ACTIVITY: Go through the records and give each one again exactly, omitting the images.

Dataset rows for apps and sites
╭──

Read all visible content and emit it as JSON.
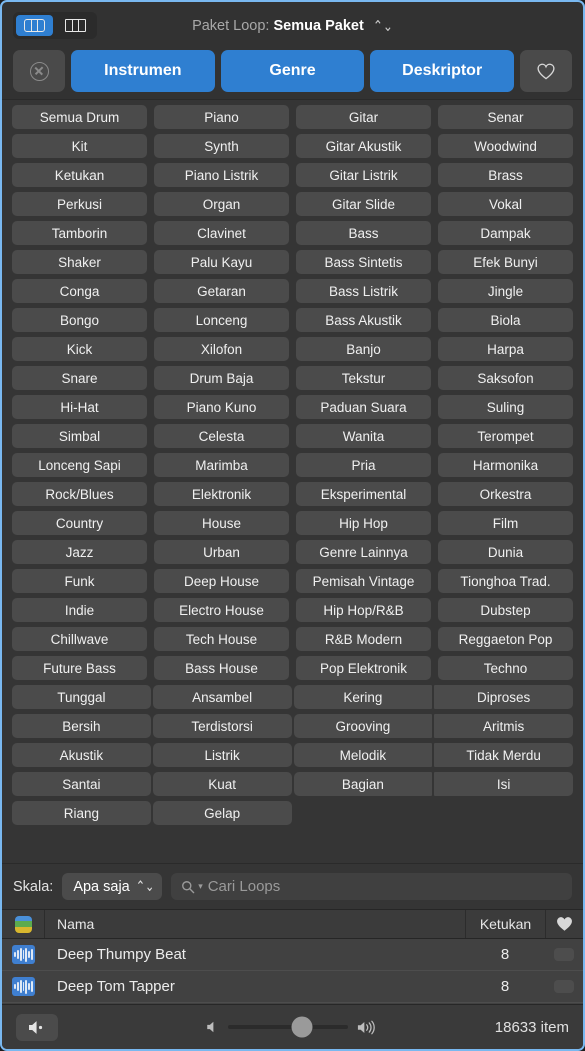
{
  "window": {
    "accent_blue": "#2f7fd1",
    "bg": "#323232"
  },
  "header": {
    "view_modes": [
      {
        "name": "grid-view",
        "icon": "columns-rounded-icon",
        "active": true
      },
      {
        "name": "column-view",
        "icon": "columns-sharp-icon",
        "active": false
      }
    ],
    "title_label": "Paket Loop:",
    "title_value": "Semua Paket",
    "title_chevron": "⌃⌄"
  },
  "filter_bar": {
    "clear_icon": "circle-x-icon",
    "categories": [
      "Instrumen",
      "Genre",
      "Deskriptor"
    ],
    "favorite_icon": "heart-outline-icon"
  },
  "keyword_grid": {
    "rows": [
      [
        "Semua Drum",
        "Piano",
        "Gitar",
        "Senar"
      ],
      [
        "Kit",
        "Synth",
        "Gitar Akustik",
        "Woodwind"
      ],
      [
        "Ketukan",
        "Piano Listrik",
        "Gitar Listrik",
        "Brass"
      ],
      [
        "Perkusi",
        "Organ",
        "Gitar Slide",
        "Vokal"
      ],
      [
        "Tamborin",
        "Clavinet",
        "Bass",
        "Dampak"
      ],
      [
        "Shaker",
        "Palu Kayu",
        "Bass Sintetis",
        "Efek Bunyi"
      ],
      [
        "Conga",
        "Getaran",
        "Bass Listrik",
        "Jingle"
      ],
      [
        "Bongo",
        "Lonceng",
        "Bass Akustik",
        "Biola"
      ],
      [
        "Kick",
        "Xilofon",
        "Banjo",
        "Harpa"
      ],
      [
        "Snare",
        "Drum Baja",
        "Tekstur",
        "Saksofon"
      ],
      [
        "Hi-Hat",
        "Piano Kuno",
        "Paduan Suara",
        "Suling"
      ],
      [
        "Simbal",
        "Celesta",
        "Wanita",
        "Terompet"
      ],
      [
        "Lonceng Sapi",
        "Marimba",
        "Pria",
        "Harmonika"
      ],
      [
        "Rock/Blues",
        "Elektronik",
        "Eksperimental",
        "Orkestra"
      ],
      [
        "Country",
        "House",
        "Hip Hop",
        "Film"
      ],
      [
        "Jazz",
        "Urban",
        "Genre Lainnya",
        "Dunia"
      ],
      [
        "Funk",
        "Deep House",
        "Pemisah Vintage",
        "Tionghoa Trad."
      ],
      [
        "Indie",
        "Electro House",
        "Hip Hop/R&B",
        "Dubstep"
      ],
      [
        "Chillwave",
        "Tech House",
        "R&B Modern",
        "Reggaeton Pop"
      ],
      [
        "Future Bass",
        "Bass House",
        "Pop Elektronik",
        "Techno"
      ],
      [
        "Tunggal",
        "Ansambel",
        "Kering",
        "Diproses"
      ],
      [
        "Bersih",
        "Terdistorsi",
        "Grooving",
        "Aritmis"
      ],
      [
        "Akustik",
        "Listrik",
        "Melodik",
        "Tidak Merdu"
      ],
      [
        "Santai",
        "Kuat",
        "Bagian",
        "Isi"
      ],
      [
        "Riang",
        "Gelap",
        "",
        ""
      ]
    ],
    "tight_from_row": 20
  },
  "search_row": {
    "scale_label": "Skala:",
    "scale_value": "Apa saja",
    "scale_chevron": "⌃⌄",
    "search_icon": "search-icon",
    "search_value": "",
    "search_placeholder": "Cari Loops"
  },
  "table": {
    "header_icon": "color-stripes-icon",
    "columns": [
      "Nama",
      "Ketukan"
    ],
    "favorite_icon": "heart-filled-icon",
    "rows": [
      {
        "icon": "waveform-icon",
        "name": "Deep Thumpy Beat",
        "beats": "8"
      },
      {
        "icon": "waveform-icon",
        "name": "Deep Tom Tapper",
        "beats": "8"
      }
    ]
  },
  "bottom_bar": {
    "mute_icon": "speaker-mute-icon",
    "volume_low_icon": "speaker-low-icon",
    "volume_high_icon": "speaker-high-icon",
    "volume_percent": 62,
    "item_count": "18633 item"
  }
}
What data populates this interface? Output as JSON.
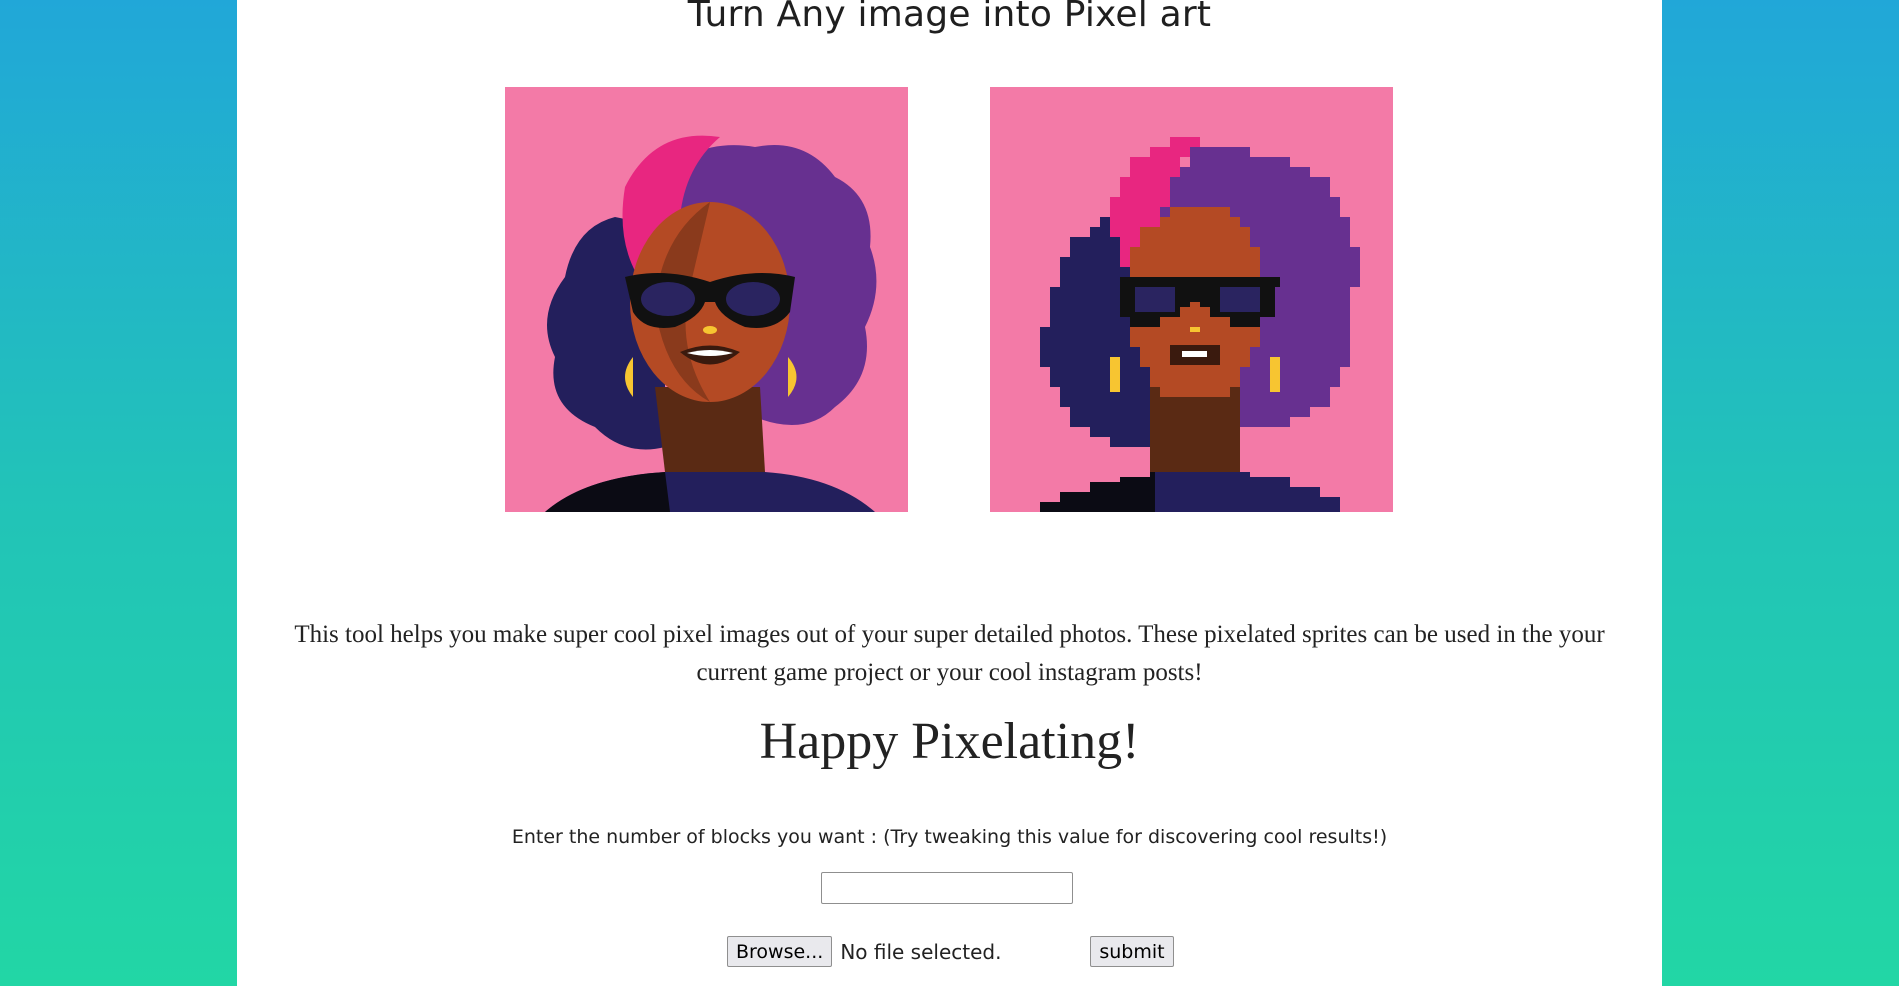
{
  "page": {
    "title": "Turn Any image into Pixel art",
    "description": "This tool helps you make super cool pixel images out of your super detailed photos. These pixelated sprites can be used in the your current game project or your cool instagram posts!",
    "tagline": "Happy Pixelating!"
  },
  "form": {
    "prompt": "Enter the number of blocks you want : (Try tweaking this value for discovering cool results!)",
    "blocks_value": "",
    "browse_label": "Browse...",
    "file_status": "No file selected.",
    "submit_label": "submit"
  },
  "colors": {
    "background_top": "#21a7d8",
    "background_bottom": "#22d6a5",
    "art_background": "#f37aa7",
    "hair_purple": "#673090",
    "hair_pink": "#e82680",
    "hair_navy": "#231f5c",
    "skin": "#b44a24",
    "earring": "#f7c531"
  },
  "icons": {
    "original_image": "afro-woman-illustration",
    "pixel_image": "afro-woman-pixel-illustration"
  }
}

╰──

SOLUTION FOR THIS TASK:
Read all visible content and emit it as JSON.
{
  "window": {
    "accent_blue": "#2f7fd1",
    "bg": "#323232"
  },
  "header": {
    "view_modes": [
      {
        "name": "grid-view",
        "icon": "columns-rounded-icon",
        "active": true
      },
      {
        "name": "column-view",
        "icon": "columns-sharp-icon",
        "active": false
      }
    ],
    "title_label": "Paket Loop:",
    "title_value": "Semua Paket",
    "title_chevron": "⌃⌄"
  },
  "filter_bar": {
    "clear_icon": "circle-x-icon",
    "categories": [
      "Instrumen",
      "Genre",
      "Deskriptor"
    ],
    "favorite_icon": "heart-outline-icon"
  },
  "keyword_grid": {
    "rows": [
      [
        "Semua Drum",
        "Piano",
        "Gitar",
        "Senar"
      ],
      [
        "Kit",
        "Synth",
        "Gitar Akustik",
        "Woodwind"
      ],
      [
        "Ketukan",
        "Piano Listrik",
        "Gitar Listrik",
        "Brass"
      ],
      [
        "Perkusi",
        "Organ",
        "Gitar Slide",
        "Vokal"
      ],
      [
        "Tamborin",
        "Clavinet",
        "Bass",
        "Dampak"
      ],
      [
        "Shaker",
        "Palu Kayu",
        "Bass Sintetis",
        "Efek Bunyi"
      ],
      [
        "Conga",
        "Getaran",
        "Bass Listrik",
        "Jingle"
      ],
      [
        "Bongo",
        "Lonceng",
        "Bass Akustik",
        "Biola"
      ],
      [
        "Kick",
        "Xilofon",
        "Banjo",
        "Harpa"
      ],
      [
        "Snare",
        "Drum Baja",
        "Tekstur",
        "Saksofon"
      ],
      [
        "Hi-Hat",
        "Piano Kuno",
        "Paduan Suara",
        "Suling"
      ],
      [
        "Simbal",
        "Celesta",
        "Wanita",
        "Terompet"
      ],
      [
        "Lonceng Sapi",
        "Marimba",
        "Pria",
        "Harmonika"
      ],
      [
        "Rock/Blues",
        "Elektronik",
        "Eksperimental",
        "Orkestra"
      ],
      [
        "Country",
        "House",
        "Hip Hop",
        "Film"
      ],
      [
        "Jazz",
        "Urban",
        "Genre Lainnya",
        "Dunia"
      ],
      [
        "Funk",
        "Deep House",
        "Pemisah Vintage",
        "Tionghoa Trad."
      ],
      [
        "Indie",
        "Electro House",
        "Hip Hop/R&B",
        "Dubstep"
      ],
      [
        "Chillwave",
        "Tech House",
        "R&B Modern",
        "Reggaeton Pop"
      ],
      [
        "Future Bass",
        "Bass House",
        "Pop Elektronik",
        "Techno"
      ],
      [
        "Tunggal",
        "Ansambel",
        "Kering",
        "Diproses"
      ],
      [
        "Bersih",
        "Terdistorsi",
        "Grooving",
        "Aritmis"
      ],
      [
        "Akustik",
        "Listrik",
        "Melodik",
        "Tidak Merdu"
      ],
      [
        "Santai",
        "Kuat",
        "Bagian",
        "Isi"
      ],
      [
        "Riang",
        "Gelap",
        "",
        ""
      ]
    ],
    "tight_from_row": 20
  },
  "search_row": {
    "scale_label": "Skala:",
    "scale_value": "Apa saja",
    "scale_chevron": "⌃⌄",
    "search_icon": "search-icon",
    "search_value": "",
    "search_placeholder": "Cari Loops"
  },
  "table": {
    "header_icon": "color-stripes-icon",
    "columns": [
      "Nama",
      "Ketukan"
    ],
    "favorite_icon": "heart-filled-icon",
    "rows": [
      {
        "icon": "waveform-icon",
        "name": "Deep Thumpy Beat",
        "beats": "8"
      },
      {
        "icon": "waveform-icon",
        "name": "Deep Tom Tapper",
        "beats": "8"
      }
    ]
  },
  "bottom_bar": {
    "mute_icon": "speaker-mute-icon",
    "volume_low_icon": "speaker-low-icon",
    "volume_high_icon": "speaker-high-icon",
    "volume_percent": 62,
    "item_count": "18633 item"
  }
}
What data populates this interface? Output as JSON.
{
  "page": {
    "title": "Turn Any image into Pixel art",
    "description": "This tool helps you make super cool pixel images out of your super detailed photos. These pixelated sprites can be used in the your current game project or your cool instagram posts!",
    "tagline": "Happy Pixelating!"
  },
  "form": {
    "prompt": "Enter the number of blocks you want : (Try tweaking this value for discovering cool results!)",
    "blocks_value": "",
    "browse_label": "Browse...",
    "file_status": "No file selected.",
    "submit_label": "submit"
  },
  "colors": {
    "background_top": "#21a7d8",
    "background_bottom": "#22d6a5",
    "art_background": "#f37aa7",
    "hair_purple": "#673090",
    "hair_pink": "#e82680",
    "hair_navy": "#231f5c",
    "skin": "#b44a24",
    "earring": "#f7c531"
  },
  "icons": {
    "original_image": "afro-woman-illustration",
    "pixel_image": "afro-woman-pixel-illustration"
  }
}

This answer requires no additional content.